Q: Did you give your co-star Rachel Brosnahan any pointers on stand-up?
A: The thing about Rachel is she’s a brilliant actress. She’s not the funny person. And I will tell you as a comedian, we’re very hard when non-comedians attempt to portray a comedian on TV or film. When we get together, the comedians, it’s one of the things we love to tear apart. The movie “Punchline,” for example, is complete horse… . So we’re very, very tough on this strange attempt to re-create the rhythm and fortunately Amy (Sherman-Palladino, the series’ creator) grew up in this world with her father.
So when she writes those monologues for Midge, it comes from a place of having lived in it, through it for so many years. I think that without question makes a difference and then Rachel’s just focus on the actress side and she’s another miracle. I was so waiting on what the stand-up community would think and so damn relieved if not thrilled with the response.

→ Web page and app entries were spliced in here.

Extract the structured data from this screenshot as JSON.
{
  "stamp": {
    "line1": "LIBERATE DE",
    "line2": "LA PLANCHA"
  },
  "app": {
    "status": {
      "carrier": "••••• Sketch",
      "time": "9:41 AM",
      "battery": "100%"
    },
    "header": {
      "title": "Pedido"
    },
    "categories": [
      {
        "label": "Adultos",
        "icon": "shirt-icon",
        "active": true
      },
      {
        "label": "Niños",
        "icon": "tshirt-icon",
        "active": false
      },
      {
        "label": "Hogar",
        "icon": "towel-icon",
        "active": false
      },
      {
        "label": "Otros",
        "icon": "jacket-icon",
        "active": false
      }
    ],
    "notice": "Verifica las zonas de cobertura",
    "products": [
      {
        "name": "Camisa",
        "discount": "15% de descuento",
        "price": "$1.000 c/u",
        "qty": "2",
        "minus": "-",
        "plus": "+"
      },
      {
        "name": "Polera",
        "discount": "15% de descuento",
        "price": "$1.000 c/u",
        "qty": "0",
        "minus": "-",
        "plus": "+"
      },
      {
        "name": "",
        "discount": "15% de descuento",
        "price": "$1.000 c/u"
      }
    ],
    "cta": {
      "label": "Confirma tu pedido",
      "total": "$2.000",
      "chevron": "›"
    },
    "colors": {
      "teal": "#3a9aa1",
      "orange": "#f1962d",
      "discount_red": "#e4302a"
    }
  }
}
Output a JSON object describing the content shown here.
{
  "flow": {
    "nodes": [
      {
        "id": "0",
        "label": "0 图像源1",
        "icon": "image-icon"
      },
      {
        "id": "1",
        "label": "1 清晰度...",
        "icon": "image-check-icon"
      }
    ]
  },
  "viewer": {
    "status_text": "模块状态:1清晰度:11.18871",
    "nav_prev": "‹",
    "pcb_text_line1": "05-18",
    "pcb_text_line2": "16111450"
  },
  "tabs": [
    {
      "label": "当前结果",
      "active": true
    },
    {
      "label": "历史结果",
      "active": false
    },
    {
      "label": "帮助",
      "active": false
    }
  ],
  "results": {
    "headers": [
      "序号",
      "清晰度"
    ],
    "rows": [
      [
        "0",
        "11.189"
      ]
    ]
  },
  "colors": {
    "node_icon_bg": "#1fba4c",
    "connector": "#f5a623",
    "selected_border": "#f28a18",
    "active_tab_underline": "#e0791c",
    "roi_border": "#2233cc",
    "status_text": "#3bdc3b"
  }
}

Q: Are you doing stand-up right now?
A: (Laughs) I’m always doing stand-up. It’s just a matter of the rest of my career allowing for how much time I get to do it. You know, it’s my first love and life’s blood and that’ll never change, quite frankly. So it really comes down to how much can I carve out. I usually book at least a dozen dates and then end up shifting, canceling or rescheduling half of them. … And Rachel and I have done a couple now and there’s a few more in the works that are sort of based around fund-raising for big Jewish communities. That’s been kind of thrilling.
Q: Rachel does stand-up with you?
A: No. Again, Rachel is the brilliant actress. The first one came about and they asked her to do this thing for this fundraiser, this giant temple community, and she had to say, “Well you know, I don’t do stand-up. I’m an actress and I portray a stand-up. And what you should do is hire Kevin Pollak from the show along with me and then he can do stand-up and then we can do a Q&A.” So it’s been amazing and so much fun.
George Dickie has been a features writer for Gracenote/Tribune Media Services since 1989, when “Hee-Haw” was still on the air and George “Goober” Lindsay was his first interview. His early interviews ranged from Jim Henson and Dick Van Dyke to Phil Collins and the Dixie Chicks.